Closing

Ultimately, none of this should be necessary. When a file is “too old”, the software should contain the necessary code to update it, without requiring another app to act as intermediary. When an update requires a new OS, it shouldn’t be mentioned to users, and certainly not repeatedly. File compatibility between versions should be maintained for years, even decades, rather than being lost in a matter of months.

The above problems all result from poor product management. Decision makers either didn’t consider people not running the very latest versions, or worse, they just didn’t care about them. Users should never have to worry that their data will be unavailable to them, particularly when it comes to productivity apps. Unfortunately, rather than providing a user friendly experience, iWork is currently outright hostile to its users.

I hope we’ll see improvements in the future. To that end, I have indeed filed some radars.

rdar://20325798 – Files Should Never Be “Too Old”

rdar://20325848 – Enough About the OS Update

rdar://20325823 – Enough with iCloud Drive Already

rdar://20325881 – iWork Files From Yosemite Can’t Be Opened on Mavericks, by Default

Get the Latest Audio Hijack for Latency Reduction and More

Audio Hijack IconYesterday, we posted version 3.0.3 of our audio recording tool Audio Hijack. While that’s certainly not the most exciting version number, this update does contain several important fixes and improvements. Perhaps most importantly, we’ve drastically reduced the amount of latency which occurs when capturing audio with Audio Hijack. If you’ve tried Audio Hijack 3 but run into troubles with latency, we urge you to get the newest version and test it out again.

There are many other enhancements and fixes as well. We solved a snag where timers would be off-by-one-hour on days when the clocks changed for Daylight Saving Time. We improved the finalization of AAC and Apple Lossless recording files. To make it more obvious how to remove items from the Recordings and Schedule tab, we’ve added “Delete” buttons in those places. While we were at it, we managed to stomp out a few more rare bugs and issues.

All that is to say that you should make sure you have the latest Audio Hijack by selecting “Check for Update” from the Audio Hijack menu. If you haven’t tried Audio Hijack yet, you can download it here. There’s plenty more on our roadmap, so be sure to stay tuned for further updates as well. Until then, enjoy Audio Hijack 3.0.3!

ScreenCastsOnline Helps You Get Started With Audio Hijack 3

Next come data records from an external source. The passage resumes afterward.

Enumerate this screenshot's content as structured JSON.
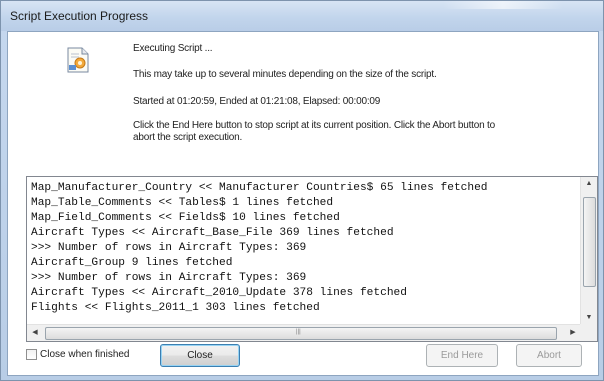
{
  "window": {
    "title": "Script Execution Progress"
  },
  "info": {
    "status": "Executing Script ...",
    "note": "This may take up to several minutes depending on the size of the script.",
    "timing": "Started at 01:20:59, Ended at 01:21:08,  Elapsed: 00:00:09",
    "help": "Click the End Here button to stop script at its current position. Click the Abort button to abort the script execution."
  },
  "log": {
    "lines": [
      "Map_Manufacturer_Country << Manufacturer Countries$ 65 lines fetched",
      "Map_Table_Comments << Tables$ 1 lines fetched",
      "Map_Field_Comments << Fields$ 10 lines fetched",
      "Aircraft Types << Aircraft_Base_File 369 lines fetched",
      ">>> Number of rows in Aircraft Types: 369",
      "Aircraft_Group 9 lines fetched",
      ">>> Number of rows in Aircraft Types: 369",
      "Aircraft Types << Aircraft_2010_Update 378 lines fetched",
      "Flights << Flights_2011_1 303 lines fetched"
    ]
  },
  "footer": {
    "close_when_finished_label": "Close when finished",
    "close_when_finished_checked": false,
    "close_label": "Close",
    "end_here_label": "End Here",
    "abort_label": "Abort"
  }
}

Our pal Allison Sheridan, of the NosillaCast and podfeet.com, recently created an excellent in-depth tutorial on Audio Hijack. In it, she goes over the very basics of getting started with the app, before moving on to cover many of Audio Hijack’s uses. It’s a great 30 minute tutorial, rich in detail and sure to help anyone getting started with our audio recording tool. Check out a preview of the video to see the first ten minutes. To watch the full video, just sign up with ScreenCastsOnline.

If you haven’t heard of ScreenCastsOnline before, you’re in for a treat. For nearly a decade, Don McAllister has been providing the Apple community with a great resource for learning about Mac and iOS apps. For just $8 a month, you’ll get full access to hundreds of tutorial videos, with more added each month. Best of all, you can check out previews of much of the content, and even take a free 14-day trial. Get more details right here.